Twitter, text messages, YouTube, and other technology transformed politics in 2008. This success raises a compelling question: Can the same technology awaken the more dormant world of corporate democracy? For decades, shareholders have abandoned their responsibility to use their votes to shape corporate behavior. But perhaps technology can revive democracy on Wall Street. Could shareholders, gathered by an emergency twitter message, soon converge on a shareholder meeting to demand a claw-back for ill-gotten bonuses? Could proxy voting in 2011 generate the same enthusiasm as actual voting did in 2008?
The importance of the issue cannot be overstated. Virtually every thoughtful discussion of corporate governance concludes that unless shareholders act like the true owners they are, all the proposed corporate reforms will fail. While there are some who claim shareholders are simply too ill-informed to participate meaningfully, this argument should carry no more weight in the corporate context than it does in the traditional political arena.
About 25 percent of shares are held by retail investors—owners like you and me, as opposed to mutual funds, pension funds, or hedge funds. This 25 percent block of votes presents a huge opportunity, because only about one-quarter of that block votes. In other words, 18 percent of all shareholders are simply sitting out. After the economic cataclysm of the past two years, one might think the opportunity to bring these new voters to the table—just as in the 2008 campaign, is real. How to do it is the issue.
Technology may be the answer. Several Web sites focused on corporate proxy voting are hoping to emulate the success of recent political campaigns.
Proxydemocracy.org is an information source that tries to help retail shareholders more effectively use their proxy voting power. It permits shareholders to track upcoming board resolutions and see how major institutional investors are planning to vote; it also permits owners of shares in mutual funds to see how those mutual funds have voted their proxies over time and permits an easy comparison with other mutual funds on a broad range of “shareholder activism.”
A shareholder interested in knowing more about the Jan. 13 annual meeting of Walgreen, the pharmacy company, for instance, could easily see that several institutional investors are opposing management on a number of significant issues, including ratifying the auditors and eliminating the requirement of a supermajority vote in certain contexts. Armed with this knowledge, retail investors might decide to investigate more, join forces with the opposition, or remain passive.
ProxyDemocracy is the corporate equivalent of knowing how major editorial boards judged a political candidate. Some of the institutional investors whose views are displayed—such as certain activist unions—may be aligned with individual shareholders, but ProxyDemocracy intends to be neutral in the information it provides.
Moxyvote.com, on the other hand, is a more overtly ideological site, providing its own list of shareholder advocates. It tries to direct shareholders to important ballot proposals at upcoming annual meetings. Shareowners.org is an advocacy site, designed to organize retail shareholders around corporate governance issues, rather than to focus on particular annual meetings.
Whether these new information portals will work remains to be seen. There are at least two critical hurdles that still have to be overcome: First, most shareholders don’t vote because they assume their votes don’t matter; shareholder votes are almost never close.

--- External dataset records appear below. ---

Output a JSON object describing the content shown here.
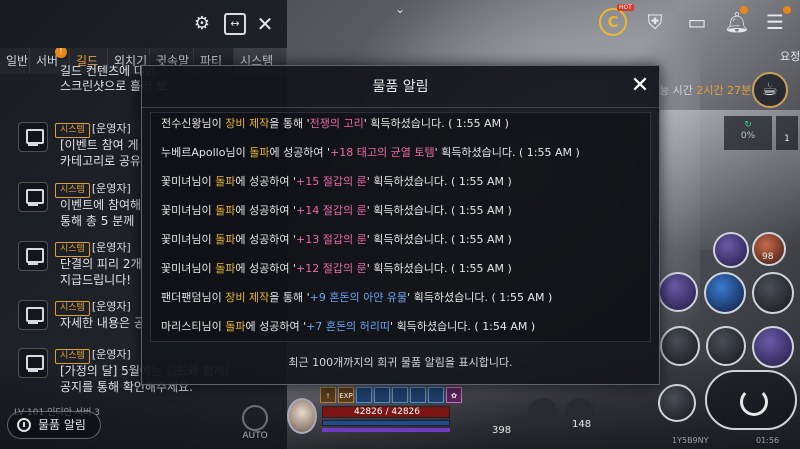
{
  "modal": {
    "title": "물품 알림",
    "close_icon": "✕",
    "footer": "최근 100개까지의 희귀 물품 알림을 표시합니다.",
    "notices": [
      {
        "name": "전수신왕",
        "join": "님이 ",
        "action": "장비 제작",
        "mid": "을 통해 '",
        "item": "전쟁의 고리",
        "end": "' 획득하셨습니다. ( 1:55 AM )",
        "color": "pink"
      },
      {
        "name": "누베르Apollo",
        "join": "님이 ",
        "action": "돌파",
        "mid": "에 성공하여 '",
        "item": "+18 태고의 균열 토템",
        "end": "' 획득하셨습니다. ( 1:55 AM )",
        "color": "pink"
      },
      {
        "name": "꽃미녀",
        "join": "님이 ",
        "action": "돌파",
        "mid": "에 성공하여 '",
        "item": "+15 절갑의 룬",
        "end": "' 획득하셨습니다. ( 1:55 AM )",
        "color": "pink"
      },
      {
        "name": "꽃미녀",
        "join": "님이 ",
        "action": "돌파",
        "mid": "에 성공하여 '",
        "item": "+14 절갑의 룬",
        "end": "' 획득하셨습니다. ( 1:55 AM )",
        "color": "pink"
      },
      {
        "name": "꽃미녀",
        "join": "님이 ",
        "action": "돌파",
        "mid": "에 성공하여 '",
        "item": "+13 절갑의 룬",
        "end": "' 획득하셨습니다. ( 1:55 AM )",
        "color": "pink"
      },
      {
        "name": "꽃미녀",
        "join": "님이 ",
        "action": "돌파",
        "mid": "에 성공하여 '",
        "item": "+12 절갑의 룬",
        "end": "' 획득하셨습니다. ( 1:55 AM )",
        "color": "pink"
      },
      {
        "name": "팬더팬덤",
        "join": "님이 ",
        "action": "장비 제작",
        "mid": "을 통해 '",
        "item": "+9 혼돈의 아얀 유물",
        "end": "' 획득하셨습니다. ( 1:55 AM )",
        "color": "blue"
      },
      {
        "name": "마리스티",
        "join": "님이 ",
        "action": "돌파",
        "mid": "에 성공하여 '",
        "item": "+7 혼돈의 허리띠",
        "end": "' 획득하셨습니다. ( 1:54 AM )",
        "color": "blue"
      }
    ]
  },
  "chat": {
    "tabs": [
      "일반",
      "서버",
      "길드",
      "외치기",
      "귓속말",
      "파티",
      "시스템"
    ],
    "system_badge": "시스템",
    "sender": "[운영자]",
    "messages": [
      {
        "lines": [
          "길드 컨텐츠에 대한",
          "스크린샷으로 흘러 보"
        ],
        "show_meta": false
      },
      {
        "lines": [
          "[이벤트 참여 게",
          "카테고리로 공유"
        ],
        "show_meta": true
      },
      {
        "lines": [
          "이벤트에 참여해",
          "통해 총 5 분께"
        ],
        "show_meta": true
      },
      {
        "lines": [
          "단결의 피리 2개",
          "지급드립니다!"
        ],
        "show_meta": true
      },
      {
        "lines": [
          "자세한 내용은 공"
        ],
        "show_meta": true
      },
      {
        "lines": [
          "[가정의 달] 5월에는 길드와 함께!",
          "공지를 통해 확인해주세요."
        ],
        "show_meta": true
      }
    ],
    "level_text": "LV 101  인디안 서버 3",
    "item_alert_button": "물품 알림",
    "auto_label": "AUTO"
  },
  "hud": {
    "top_chevron": "⌄",
    "coin_symbol": "C",
    "hot_badge": "HOT",
    "summary": "요정",
    "time_label": "능 시간",
    "time_value": "2시간 27분",
    "quest_pct": "0%",
    "quest_count": "1",
    "skill_count": "98",
    "hp_text": "42826 / 42826",
    "buffs": [
      "!",
      "EXP",
      "",
      "",
      "",
      "",
      "",
      "✿"
    ],
    "potion_count_1": "398",
    "potion_count_2": "148",
    "sys_info": "1Y5B9NY",
    "clock": "01:56"
  }
}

Second, there is no water cooler for corporate democracy. A presidential or mayoral race prompts conversations among friends and colleagues and generates daily press coverage. A corporate proxy vote doesn’t. We don’t all own the same shares, and even if we did, we probably wouldn’t talk about it.
Even so, bringing the technologies of the “new politics” to the corporate context will make information access easier and ultimately even permit direct shareholder-to-shareholder communication. In the long run, reinvigorating corporate democracy is almost as important as reinvigorating political democracy. Much as we may believe that a new regulatory regime will fix our corporate sector, the more important levers of influence will, and should, come from the activities of shareholders, aided by new technology.